“93% of companies that lost their data center for 10 days or more due to a disaster filed for bankruptcy within one year of the disaster.” National Archives & Records Administration in Washington)

Security of Personal Data

“Appropriate security measures shall be taken against unauthorised access to, or unauthorised alteration, disclosure or destruction of, the data, in particular where the processing involves the transmission of data over a network, and against all other unlawful forms of processing.”

The security of personal information is all-important. It will be more significant in some situations than in others, depending on such matters as confidentiality and sensitivity. High standards of security are, nevertheless, essential for all personal information.
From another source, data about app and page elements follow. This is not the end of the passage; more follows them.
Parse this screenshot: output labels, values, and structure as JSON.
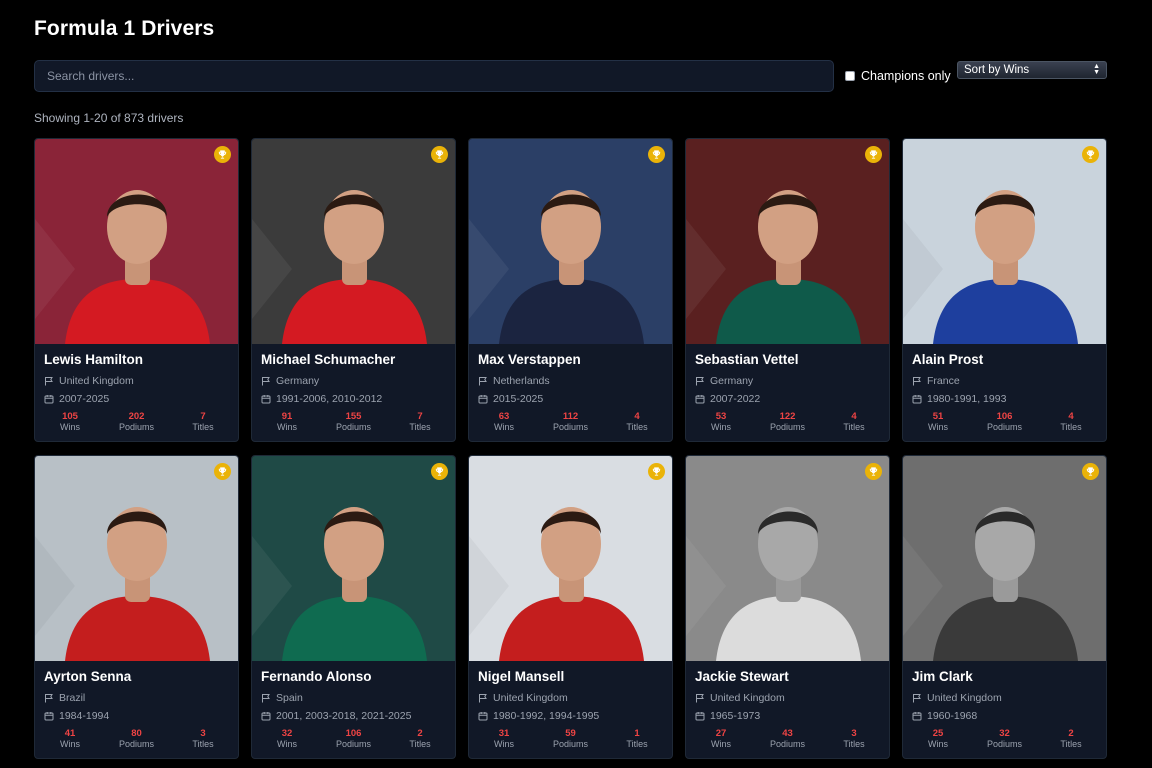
{
  "header": {
    "title": "Formula 1 Drivers"
  },
  "search": {
    "placeholder": "Search drivers..."
  },
  "filters": {
    "champions_only_label": "Champions only",
    "sort_label": "Sort by Wins"
  },
  "results": {
    "showing": "Showing 1-20 of 873 drivers"
  },
  "stat_labels": {
    "wins": "Wins",
    "podiums": "Podiums",
    "titles": "Titles"
  },
  "drivers": [
    {
      "name": "Lewis Hamilton",
      "country": "United Kingdom",
      "years": "2007-2025",
      "wins": "105",
      "podiums": "202",
      "titles": "7",
      "bg": "#8a2438",
      "suit": "#d41a22"
    },
    {
      "name": "Michael Schumacher",
      "country": "Germany",
      "years": "1991-2006, 2010-2012",
      "wins": "91",
      "podiums": "155",
      "titles": "7",
      "bg": "#3b3b3b",
      "suit": "#d41a22"
    },
    {
      "name": "Max Verstappen",
      "country": "Netherlands",
      "years": "2015-2025",
      "wins": "63",
      "podiums": "112",
      "titles": "4",
      "bg": "#2b3f66",
      "suit": "#1b2440"
    },
    {
      "name": "Sebastian Vettel",
      "country": "Germany",
      "years": "2007-2022",
      "wins": "53",
      "podiums": "122",
      "titles": "4",
      "bg": "#5a2020",
      "suit": "#0f5a4a"
    },
    {
      "name": "Alain Prost",
      "country": "France",
      "years": "1980-1991, 1993",
      "wins": "51",
      "podiums": "106",
      "titles": "4",
      "bg": "#c9d3dc",
      "suit": "#1e3f9e"
    },
    {
      "name": "Ayrton Senna",
      "country": "Brazil",
      "years": "1984-1994",
      "wins": "41",
      "podiums": "80",
      "titles": "3",
      "bg": "#b8c0c6",
      "suit": "#c41e1e"
    },
    {
      "name": "Fernando Alonso",
      "country": "Spain",
      "years": "2001, 2003-2018, 2021-2025",
      "wins": "32",
      "podiums": "106",
      "titles": "2",
      "bg": "#1f4a46",
      "suit": "#0f6b50"
    },
    {
      "name": "Nigel Mansell",
      "country": "United Kingdom",
      "years": "1980-1992, 1994-1995",
      "wins": "31",
      "podiums": "59",
      "titles": "1",
      "bg": "#d9dde2",
      "suit": "#c41e1e"
    },
    {
      "name": "Jackie Stewart",
      "country": "United Kingdom",
      "years": "1965-1973",
      "wins": "27",
      "podiums": "43",
      "titles": "3",
      "bg": "#8a8a8a",
      "suit": "#dcdcdc"
    },
    {
      "name": "Jim Clark",
      "country": "United Kingdom",
      "years": "1960-1968",
      "wins": "25",
      "podiums": "32",
      "titles": "2",
      "bg": "#6e6e6e",
      "suit": "#3a3a3a"
    }
  ]
}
Both “data controllers” and “data processors” must meet the requirement to keep data secure.

  • Data is encrypted before it leaves your network.
  • Data is transmitted using 256-Bit AES Encryption and Secure Socket Layer (SSL) technologies.
  • Your data is stored in encrypted format in our Dublin data centre
  • Facility is secure and requires photo id and security clearance to access
  • Data access is logged and time stamped for auditing purposes
  • Data is stored in an encrypted non-writable format

    http://www.dataprivacy.ie for further information

“31% of PC users have lost all of their files due to events beyond their control. 34% of companies fail to test their tape backups, and of those that do, 77% have found tape back-up failures. ” (National Archives & Records Administration in Washington)

The Health Insurance Portability and Accountability Act of 1996 (HIPAA)

Health care organizations are required to individually assess their security and privacy requirements and take suitable measures to implement electronic data protection (both in transit and in storage). As proposed, a HIPAA-compliant information system will need to include a combination of administrative procedures, physical safeguards, and technical measures to protect patient information while it is stored and while it is transmitted across communications networks

How our solutions addresses these issues.

  • Data is encrypted before it leaves your network.
  • Data is transmitted using 256-Bit AES Encryption and Secure Socket Layer (SSL) technologies.
  • Your data is stored in encrypted format in our Dublin data centre
  • facility is secure and requires photo id and security clearance to access
  • Data access is logged and time stamped for auditing purposes
  • Data is stored in an encrypted non writable format
  • Records Can be stored for as long as the customer wished to retain the data.
  • (Healthcare providers must retain health records (electronic, written and oral) for a minimum of 6 years in accordance with the HIPAA privacy final ruling)
“60% of companies that lose their data will shut down within 6 months of the disaster. 50% of businesses that found themselves without data management for this same time period filed for bankruptcy immediately. “ (National Archives & Records Administration in Washington)

SEC/NASG Regulations

The Securities and Exchange Commission (SEC) and the National Association of Securities Dealers (NASD) have instituted regulations that demand compliance surrounding the storage of financial records and electronic communications.

Specifically

  1. “Preserve the records exclusively in a non rewritable, non-erasable format.”
  2. “Verify automatically the quality accuracy of the storage media recording process.”
  3. “Have the capacity to readily download indexes and records preserved on the electronic storage media to any acceptable medium”
  4. “Store separately from the original a duplicate copy of the record stored on any medium acceptable for the time required”
How our solutions addresses these issues.
  • Data is stored in an encrypted non writable format.
  • All backups are crc vailidated and checksum vailidated to ensure accurate storage and notification of backup jobs.
  • All backups are stored with full catalogs and indexes that are time and date stamped.
  • All data remains in the backup vault until such time as it reaches it user defined retention period, regardless of how many restores are completed.